Awarding Body

Course Code

Head of Department


Edexcel 9DR0 Julian Smith Smith-J@beaconsfieldhigh.bucks.sch.uk

Why study this course?

What skills does it develop?

Studying Drama and Theatre allows you to develop a range of practical performance and workshop skills.   You will be required to “think on your feet” and use your emotional intelligence to get the best out of people. You will have to create a communicated message according to a deadline and a set of criteria. Your analytical skills will be stretched as you consider how a text can be brought to life; you need to express your creative ideas in a coherent and convincing manner, drawing on your researched knowledge of influential practitioners.   You will develop essay writing skills.

What careers might it lead to?

Drama students have to work in a team, so any employment that requires you to manage a team, communicate your message effectively and achieve deadlines will benefit from having Drama students. Many Drama students go on to work in a range of industries from the Performing Arts world – acting, directing, media production, events management, arts marketing etc.  

What level of prior knowledge, attainment and skills are required?

What are the entry requirements?

It is not essential to have GCSE Drama, but it would be useful. You must have GCSE Grade 6 English. The abilities to think on your feet and work within a team are essential.

What subjects might it combine with/lead to?

You may combine Drama with any subject, but you must be somebody who is happy to work within a team. All grades are awarded individually, but for two key components you have to adopt collaborative workshop skills. Elements of text analysis, study of historical practitioners, designing for production and developing coherent written arguments will all be addressed on this course. Some students may choose to study Drama or Performance at university; others may consider a range of arts based courses where working in a team, negotiating management roles and creating a practical project with strict deadlines are essential components. Studying Drama is hard work - although all assessment is individual, you have to explore ideas as a group and understand the dynamics of collaborative team work. 

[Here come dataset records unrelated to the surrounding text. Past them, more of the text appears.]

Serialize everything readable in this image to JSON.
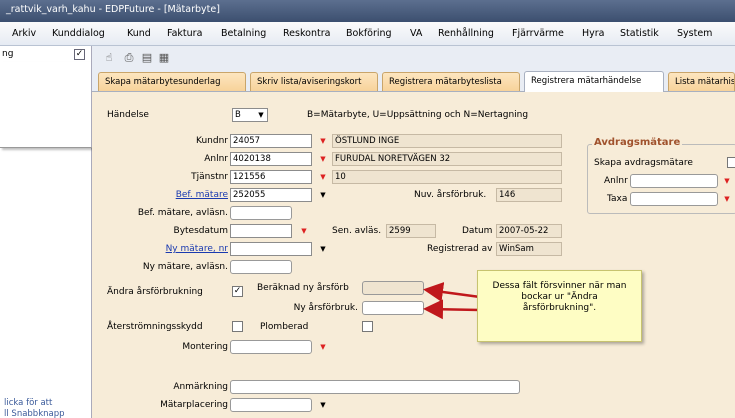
{
  "title": "_rattvik_varh_kahu - EDPFuture - [Mätarbyte]",
  "menu": [
    "Arkiv",
    "Kunddialog",
    "Kund",
    "Faktura",
    "Betalning",
    "Reskontra",
    "Bokföring",
    "VA",
    "Renhållning",
    "Fjärrvärme",
    "Hyra",
    "Statistik",
    "System"
  ],
  "sidebar": {
    "item": "ng",
    "checked": "✓",
    "footer1": "licka för att",
    "footer2": "ll Snabbknapp"
  },
  "tabs": [
    "Skapa mätarbytesunderlag",
    "Skriv lista/aviseringskort",
    "Registrera mätarbyteslista",
    "Registrera mätarhändelse",
    "Lista mätarhis"
  ],
  "form": {
    "handelse_label": "Händelse",
    "handelse_value": "B",
    "handelse_hint": "B=Mätarbyte, U=Uppsättning och N=Nertagning",
    "kundnr_label": "Kundnr",
    "kundnr": "24057",
    "kundnamn": "ÖSTLUND INGE",
    "anlnr_label": "Anlnr",
    "anlnr": "4020138",
    "anladress": "FURUDAL NORETVÄGEN 32",
    "tjanstnr_label": "Tjänstnr",
    "tjanstnr": "121556",
    "tjanst": "10",
    "bef_matare_label": "Bef. mätare",
    "bef_matare": "252055",
    "nuv_arsforbruk_label": "Nuv. årsförbruk.",
    "nuv_arsforbruk": "146",
    "bef_avlasn_label": "Bef. mätare, avläsn.",
    "bytesdatum_label": "Bytesdatum",
    "sen_avlas_label": "Sen. avläs.",
    "sen_avlas": "2599",
    "datum_label": "Datum",
    "datum": "2007-05-22",
    "ny_matare_label": "Ny mätare, nr",
    "registrerad_av_label": "Registrerad av",
    "registrerad_av": "WinSam",
    "ny_avlasn_label": "Ny mätare, avläsn.",
    "andra_label": "Ändra årsförbrukning",
    "andra_checked": "✓",
    "beraknad_label": "Beräknad ny årsförb",
    "ny_arsforbruk_label": "Ny årsförbruk.",
    "aterstromning_label": "Återströmningsskydd",
    "plomberad_label": "Plomberad",
    "montering_label": "Montering",
    "anmarkning_label": "Anmärkning",
    "matarplacering_label": "Mätarplacering"
  },
  "avdrag": {
    "title": "Avdragsmätare",
    "skapa_label": "Skapa avdragsmätare",
    "anlnr_label": "Anlnr",
    "taxa_label": "Taxa"
  },
  "callout": "Dessa fält försvinner när man bockar ur \"Ändra årsförbrukning\"."
}
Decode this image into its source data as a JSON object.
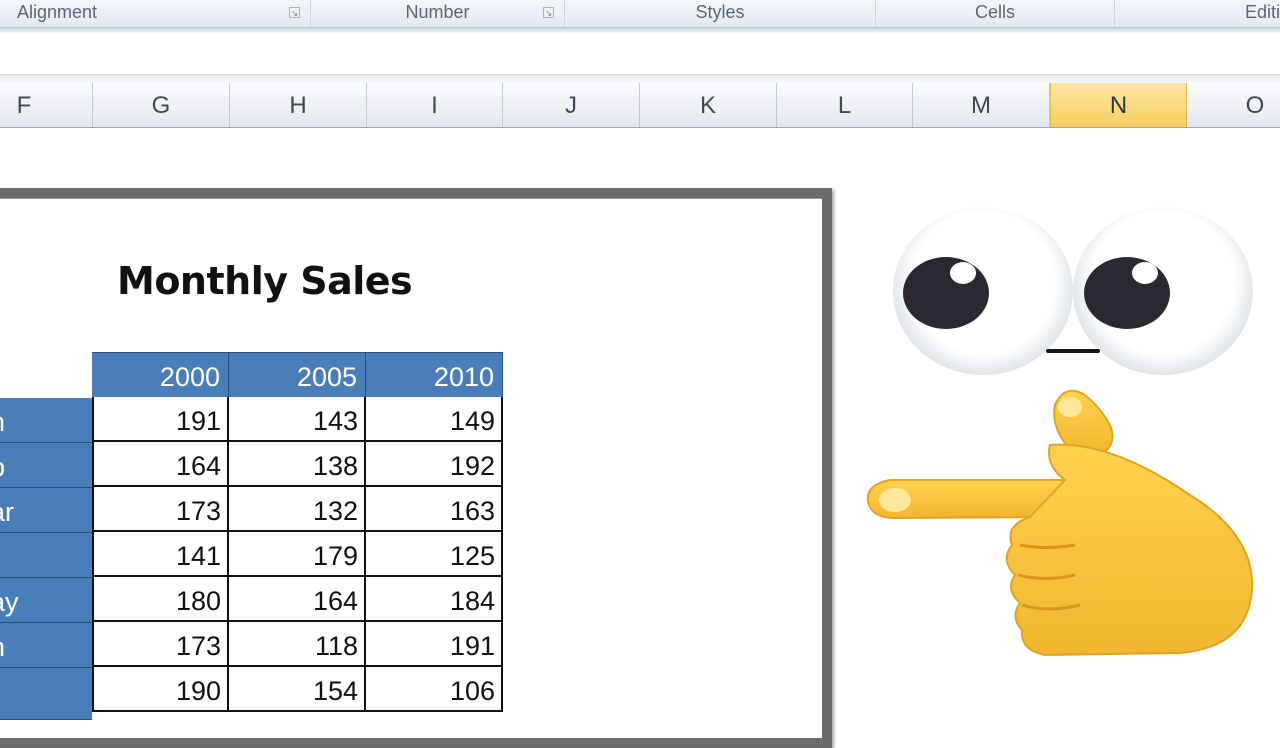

It is an excellent grounding for the “real” working world where positive energy, thinking on your feet and clear communication skills are highly valued.

What does the course cover and how is it structured?

A Level Drama and Theatre Studies gives students the opportunity to develop skills as a performer, director and theatre practitioner.   You will be assessed in these 3 key areas:

  • Creating your own group devised performance and keeping a written portfolio to reflect on the artistic decisions that you have made. This is an internally assessed unit which tests your ability to think creatively, shape your own ideas, work within a team and identify how performance techniques and knowledge of other practitioners have influenced your work. (40%)
  1. Taking part in two practical performance exams directed by your teacher:

- a monologue or duologue from a published play (3-5 minutes)

- a group extract from a published play  (15-20 minutes)

You will be assessed on your ability to create character through voice and movement and your awareness of communicating to an audience. (20%)

  1. A written examination which asks you to consider two set play texts from the point of view of an actor, director and designer. You will need to show your ability to structure essays with direct arguments, provide textual evidence and demonstrate your knowledge of established theatre practitioners. (40%)

How is the course assessed?

What examination modules/papers are there?

As described above, there are 3 separate components

How are they weighted?

30% of your overall grade is based on practical work (20% assessed by an external examiner, 10% internally assessed)

70% of your overall grade is based on written work (40% externally assessed, 30% internally assessed as a coursework portfolio)

How can families help?

What family trips might be useful?

Seeing as much live theatre as possible is very useful whether amateur or professional.    Seeing a wide range of theatre venues is essential.

What activities might parents encourage?

Watching live theatre is best, but reading a range of play texts provides excellent background knowledge. Students will be signed up to a site called Digital Theatre, so watching these classical texts is invaluable.